There was an omission in the caption of Figure 1 that appears in Lieberman JA, Perkins D, Belger A, Chakos M, Jarskog F, Boteva K, Gilmore J “The Early Stages of Schizophrenia: Speculations on Pathogenesis, Pathophysiology, and Therapeutic Approaches” on pages 884–897 of Biological Psychiatry, Vol 50, No 11. The correct version is reprinted below.
Figure 1. Clinical and pathophysiologic course of schizophrenia. This diagram attempts to integrate and schematically depict the clinical and pathophysiologic course of schizophrenia in its various clinical stages. To orient the reader starting from the top row: Developmental Stage describes the stage of life during which the various events and phenomena occur; Clinical Signs and Symptoms refers to the mental and behavioral manifestations of the illness; Stage of Illness describes all premorbid and morbid phases of the illness; Pathologic Process refers the hypothesized pathogenic and pathophysiologic mechanisms that underlie and are causal to the clinical manifestations of the disorder; Developmental Process and Events indicates the neurobiologic maturational processes and environmental events that may unmask or destabilize the neural circuits made vulnerable by etiologic and pathogenic factors. DA, dopamine; NMDA, n-methyl D-aspartate; Glu, glutamate. Data from Lewis and Lieberman, 2000.
There was an omission in the caption of Figure 1 that appears in Kilts CD “The changing roles and targets for animal models of schizophrenia” on pages 845–855 of Biological Psychiatry, Vol 50, No 11. The correct version is reprinted below.
Figure 1. The antipsychotic, seroquel, reverses PCP-induced disruptions in PPI in rats. Data from Swerdlow, Bakshi, and Geyer (1996).

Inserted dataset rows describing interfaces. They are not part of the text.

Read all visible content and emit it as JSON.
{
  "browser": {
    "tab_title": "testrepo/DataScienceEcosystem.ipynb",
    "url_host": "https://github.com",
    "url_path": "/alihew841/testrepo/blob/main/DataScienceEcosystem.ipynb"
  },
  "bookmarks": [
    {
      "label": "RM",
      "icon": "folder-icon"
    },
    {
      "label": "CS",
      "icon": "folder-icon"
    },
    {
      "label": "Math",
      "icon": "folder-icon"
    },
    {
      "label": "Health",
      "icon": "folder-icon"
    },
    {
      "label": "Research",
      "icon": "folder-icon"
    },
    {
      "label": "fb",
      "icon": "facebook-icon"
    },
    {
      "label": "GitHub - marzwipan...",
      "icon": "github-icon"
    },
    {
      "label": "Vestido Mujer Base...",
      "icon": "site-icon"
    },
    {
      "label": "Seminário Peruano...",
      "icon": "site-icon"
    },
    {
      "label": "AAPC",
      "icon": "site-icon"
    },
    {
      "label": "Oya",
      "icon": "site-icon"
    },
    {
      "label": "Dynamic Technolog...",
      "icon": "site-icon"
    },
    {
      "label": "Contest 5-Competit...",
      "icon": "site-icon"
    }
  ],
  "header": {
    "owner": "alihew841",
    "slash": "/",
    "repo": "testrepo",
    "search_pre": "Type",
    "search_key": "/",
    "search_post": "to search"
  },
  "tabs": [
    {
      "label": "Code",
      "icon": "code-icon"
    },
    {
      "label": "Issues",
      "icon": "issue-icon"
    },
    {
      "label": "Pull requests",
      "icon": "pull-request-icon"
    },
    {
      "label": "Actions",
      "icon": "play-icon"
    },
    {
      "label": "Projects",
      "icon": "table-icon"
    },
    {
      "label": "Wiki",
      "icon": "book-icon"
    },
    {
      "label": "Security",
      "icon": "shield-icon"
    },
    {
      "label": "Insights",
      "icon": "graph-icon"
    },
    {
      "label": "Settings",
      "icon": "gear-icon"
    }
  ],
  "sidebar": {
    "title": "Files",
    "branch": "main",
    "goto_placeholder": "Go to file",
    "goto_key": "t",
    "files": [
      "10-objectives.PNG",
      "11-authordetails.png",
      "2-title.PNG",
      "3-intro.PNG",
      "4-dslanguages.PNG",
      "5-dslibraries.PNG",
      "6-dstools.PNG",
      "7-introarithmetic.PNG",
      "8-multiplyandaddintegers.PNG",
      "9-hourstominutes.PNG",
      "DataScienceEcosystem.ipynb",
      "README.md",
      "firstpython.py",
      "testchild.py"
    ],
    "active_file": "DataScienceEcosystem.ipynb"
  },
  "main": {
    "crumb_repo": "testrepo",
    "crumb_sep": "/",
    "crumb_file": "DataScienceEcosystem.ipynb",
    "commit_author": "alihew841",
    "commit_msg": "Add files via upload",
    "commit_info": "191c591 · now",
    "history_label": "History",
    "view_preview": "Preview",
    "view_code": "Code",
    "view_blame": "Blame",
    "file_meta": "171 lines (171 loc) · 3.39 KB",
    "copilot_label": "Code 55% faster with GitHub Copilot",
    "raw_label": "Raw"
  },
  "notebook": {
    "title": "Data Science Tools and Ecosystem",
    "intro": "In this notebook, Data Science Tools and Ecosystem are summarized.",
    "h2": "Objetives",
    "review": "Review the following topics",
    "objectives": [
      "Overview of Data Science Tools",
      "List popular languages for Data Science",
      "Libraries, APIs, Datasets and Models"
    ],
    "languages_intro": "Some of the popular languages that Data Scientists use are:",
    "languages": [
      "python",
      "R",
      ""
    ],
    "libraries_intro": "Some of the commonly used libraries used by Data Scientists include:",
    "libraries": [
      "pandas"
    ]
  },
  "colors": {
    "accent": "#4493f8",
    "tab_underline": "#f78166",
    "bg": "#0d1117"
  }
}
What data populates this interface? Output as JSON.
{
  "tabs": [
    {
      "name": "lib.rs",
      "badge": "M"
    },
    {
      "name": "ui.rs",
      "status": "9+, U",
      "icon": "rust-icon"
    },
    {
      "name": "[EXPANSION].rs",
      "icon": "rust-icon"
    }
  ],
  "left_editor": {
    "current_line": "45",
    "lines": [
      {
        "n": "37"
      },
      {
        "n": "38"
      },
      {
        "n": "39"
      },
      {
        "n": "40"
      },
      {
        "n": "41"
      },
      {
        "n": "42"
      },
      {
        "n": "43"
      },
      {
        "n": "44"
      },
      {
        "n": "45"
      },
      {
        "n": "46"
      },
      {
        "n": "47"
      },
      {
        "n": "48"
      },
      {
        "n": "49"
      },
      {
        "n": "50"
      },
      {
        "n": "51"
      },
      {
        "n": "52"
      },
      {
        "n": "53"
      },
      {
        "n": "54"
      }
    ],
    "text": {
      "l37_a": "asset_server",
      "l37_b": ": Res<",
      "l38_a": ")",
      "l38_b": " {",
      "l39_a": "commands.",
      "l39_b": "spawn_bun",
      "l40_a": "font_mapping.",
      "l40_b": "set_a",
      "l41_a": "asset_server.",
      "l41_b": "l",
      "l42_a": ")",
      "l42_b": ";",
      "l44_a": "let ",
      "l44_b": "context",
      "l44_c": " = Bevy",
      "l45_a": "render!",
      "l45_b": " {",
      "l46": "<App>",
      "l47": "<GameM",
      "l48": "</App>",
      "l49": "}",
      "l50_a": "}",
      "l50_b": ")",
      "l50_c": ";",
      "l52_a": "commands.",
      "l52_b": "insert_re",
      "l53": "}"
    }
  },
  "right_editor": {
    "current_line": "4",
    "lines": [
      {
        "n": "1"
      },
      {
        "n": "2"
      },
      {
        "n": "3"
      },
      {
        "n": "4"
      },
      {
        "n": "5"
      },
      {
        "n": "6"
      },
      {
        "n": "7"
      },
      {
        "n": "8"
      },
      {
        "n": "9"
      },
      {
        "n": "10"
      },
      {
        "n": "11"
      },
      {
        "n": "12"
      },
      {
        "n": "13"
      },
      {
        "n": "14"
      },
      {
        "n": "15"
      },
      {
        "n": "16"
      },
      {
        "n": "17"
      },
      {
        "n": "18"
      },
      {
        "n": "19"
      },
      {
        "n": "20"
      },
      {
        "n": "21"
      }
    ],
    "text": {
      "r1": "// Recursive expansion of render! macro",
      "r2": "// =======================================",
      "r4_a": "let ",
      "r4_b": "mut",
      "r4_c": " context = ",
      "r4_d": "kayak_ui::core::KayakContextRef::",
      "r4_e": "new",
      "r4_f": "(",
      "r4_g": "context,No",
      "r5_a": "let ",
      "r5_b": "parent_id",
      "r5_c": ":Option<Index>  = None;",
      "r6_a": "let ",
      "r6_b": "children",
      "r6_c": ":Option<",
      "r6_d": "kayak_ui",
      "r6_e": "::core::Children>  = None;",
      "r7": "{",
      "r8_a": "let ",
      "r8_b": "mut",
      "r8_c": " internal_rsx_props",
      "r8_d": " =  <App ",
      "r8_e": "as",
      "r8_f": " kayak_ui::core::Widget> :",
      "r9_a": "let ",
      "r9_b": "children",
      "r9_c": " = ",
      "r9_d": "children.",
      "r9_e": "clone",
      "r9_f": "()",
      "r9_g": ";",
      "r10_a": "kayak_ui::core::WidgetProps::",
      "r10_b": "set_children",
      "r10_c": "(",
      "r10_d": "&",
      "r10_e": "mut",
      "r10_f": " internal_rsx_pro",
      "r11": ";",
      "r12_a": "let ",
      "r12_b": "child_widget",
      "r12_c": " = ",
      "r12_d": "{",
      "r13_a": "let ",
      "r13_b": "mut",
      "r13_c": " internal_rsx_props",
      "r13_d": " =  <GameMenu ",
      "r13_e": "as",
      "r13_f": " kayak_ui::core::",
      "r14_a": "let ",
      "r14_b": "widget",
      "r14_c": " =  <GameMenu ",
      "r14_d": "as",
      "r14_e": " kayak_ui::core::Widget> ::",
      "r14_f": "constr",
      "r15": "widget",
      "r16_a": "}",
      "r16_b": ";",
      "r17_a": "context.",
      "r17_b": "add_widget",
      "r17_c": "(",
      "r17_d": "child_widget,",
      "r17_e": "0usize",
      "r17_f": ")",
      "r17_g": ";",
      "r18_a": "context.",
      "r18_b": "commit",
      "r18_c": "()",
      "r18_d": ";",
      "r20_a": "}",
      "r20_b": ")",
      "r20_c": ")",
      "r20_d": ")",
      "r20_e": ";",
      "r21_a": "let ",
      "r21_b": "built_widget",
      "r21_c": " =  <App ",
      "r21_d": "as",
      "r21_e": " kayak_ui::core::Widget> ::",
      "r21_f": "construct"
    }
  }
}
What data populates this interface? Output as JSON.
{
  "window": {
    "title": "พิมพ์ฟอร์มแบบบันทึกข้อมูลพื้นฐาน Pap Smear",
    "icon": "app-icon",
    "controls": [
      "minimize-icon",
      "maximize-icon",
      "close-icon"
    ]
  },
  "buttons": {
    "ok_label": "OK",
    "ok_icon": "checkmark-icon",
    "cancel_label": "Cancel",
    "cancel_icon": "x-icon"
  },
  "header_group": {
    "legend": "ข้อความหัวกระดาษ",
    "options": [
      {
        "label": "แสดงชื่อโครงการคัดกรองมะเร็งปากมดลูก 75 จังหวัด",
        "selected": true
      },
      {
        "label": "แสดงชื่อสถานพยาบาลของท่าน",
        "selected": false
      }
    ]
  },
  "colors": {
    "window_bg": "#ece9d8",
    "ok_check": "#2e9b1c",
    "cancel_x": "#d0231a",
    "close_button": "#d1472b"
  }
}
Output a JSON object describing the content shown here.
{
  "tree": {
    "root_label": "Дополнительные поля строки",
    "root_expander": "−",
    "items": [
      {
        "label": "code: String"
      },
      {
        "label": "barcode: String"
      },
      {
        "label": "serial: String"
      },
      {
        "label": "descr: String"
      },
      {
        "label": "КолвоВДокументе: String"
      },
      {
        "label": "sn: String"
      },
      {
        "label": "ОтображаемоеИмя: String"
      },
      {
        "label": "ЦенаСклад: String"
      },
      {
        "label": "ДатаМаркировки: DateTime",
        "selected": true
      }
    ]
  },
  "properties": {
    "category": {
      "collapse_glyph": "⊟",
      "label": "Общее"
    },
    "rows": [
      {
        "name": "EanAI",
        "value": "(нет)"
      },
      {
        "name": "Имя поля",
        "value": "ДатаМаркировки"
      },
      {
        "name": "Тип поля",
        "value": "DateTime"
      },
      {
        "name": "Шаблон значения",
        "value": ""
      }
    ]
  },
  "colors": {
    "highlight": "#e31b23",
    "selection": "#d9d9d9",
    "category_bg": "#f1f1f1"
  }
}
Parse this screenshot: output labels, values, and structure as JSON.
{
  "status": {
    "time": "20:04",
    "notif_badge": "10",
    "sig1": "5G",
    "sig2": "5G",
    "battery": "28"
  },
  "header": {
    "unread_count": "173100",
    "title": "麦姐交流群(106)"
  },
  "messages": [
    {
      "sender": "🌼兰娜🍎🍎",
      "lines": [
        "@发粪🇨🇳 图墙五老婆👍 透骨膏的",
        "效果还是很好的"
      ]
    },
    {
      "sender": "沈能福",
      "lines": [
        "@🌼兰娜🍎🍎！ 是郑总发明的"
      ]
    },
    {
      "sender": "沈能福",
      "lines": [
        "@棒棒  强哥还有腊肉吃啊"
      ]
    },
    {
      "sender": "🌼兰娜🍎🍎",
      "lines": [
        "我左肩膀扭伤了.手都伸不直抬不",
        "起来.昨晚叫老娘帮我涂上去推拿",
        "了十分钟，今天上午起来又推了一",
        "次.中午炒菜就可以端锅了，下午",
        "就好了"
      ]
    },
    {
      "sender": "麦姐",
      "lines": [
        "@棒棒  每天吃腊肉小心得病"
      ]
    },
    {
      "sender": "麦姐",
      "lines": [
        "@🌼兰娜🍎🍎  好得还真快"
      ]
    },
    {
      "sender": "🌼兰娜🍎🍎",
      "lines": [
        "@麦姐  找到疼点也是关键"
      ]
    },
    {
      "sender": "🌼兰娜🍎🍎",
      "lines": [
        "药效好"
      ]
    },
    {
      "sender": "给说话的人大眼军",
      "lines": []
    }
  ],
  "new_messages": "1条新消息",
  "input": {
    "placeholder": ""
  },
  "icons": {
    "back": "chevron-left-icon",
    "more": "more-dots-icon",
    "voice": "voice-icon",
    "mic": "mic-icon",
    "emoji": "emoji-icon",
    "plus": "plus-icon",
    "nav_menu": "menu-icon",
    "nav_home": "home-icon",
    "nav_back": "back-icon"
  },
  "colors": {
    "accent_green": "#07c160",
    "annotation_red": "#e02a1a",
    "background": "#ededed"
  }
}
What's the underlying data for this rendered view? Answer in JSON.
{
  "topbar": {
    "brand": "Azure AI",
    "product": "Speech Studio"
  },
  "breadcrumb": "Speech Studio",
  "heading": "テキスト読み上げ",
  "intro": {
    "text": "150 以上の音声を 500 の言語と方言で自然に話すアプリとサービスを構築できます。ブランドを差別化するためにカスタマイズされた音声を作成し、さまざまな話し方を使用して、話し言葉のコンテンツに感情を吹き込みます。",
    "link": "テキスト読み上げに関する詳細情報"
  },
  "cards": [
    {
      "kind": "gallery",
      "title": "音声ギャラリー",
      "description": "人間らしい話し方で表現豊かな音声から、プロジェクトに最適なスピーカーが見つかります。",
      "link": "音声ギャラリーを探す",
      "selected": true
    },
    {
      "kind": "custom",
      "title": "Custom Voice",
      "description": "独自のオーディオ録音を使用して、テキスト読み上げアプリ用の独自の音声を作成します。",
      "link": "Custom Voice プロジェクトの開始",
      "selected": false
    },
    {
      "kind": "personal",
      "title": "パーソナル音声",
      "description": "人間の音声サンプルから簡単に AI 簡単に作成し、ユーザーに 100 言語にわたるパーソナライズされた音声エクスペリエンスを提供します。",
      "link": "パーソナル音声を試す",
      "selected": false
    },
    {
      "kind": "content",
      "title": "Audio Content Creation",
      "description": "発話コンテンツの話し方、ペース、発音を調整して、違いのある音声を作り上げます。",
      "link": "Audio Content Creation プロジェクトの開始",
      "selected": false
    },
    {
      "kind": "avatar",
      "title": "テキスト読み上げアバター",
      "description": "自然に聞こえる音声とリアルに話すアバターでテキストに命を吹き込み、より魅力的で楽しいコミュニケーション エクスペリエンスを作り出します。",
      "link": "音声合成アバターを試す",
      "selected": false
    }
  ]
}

© 2002 Society of Biological Psychiatry. Published by Elsevier Inc. All rights reserved.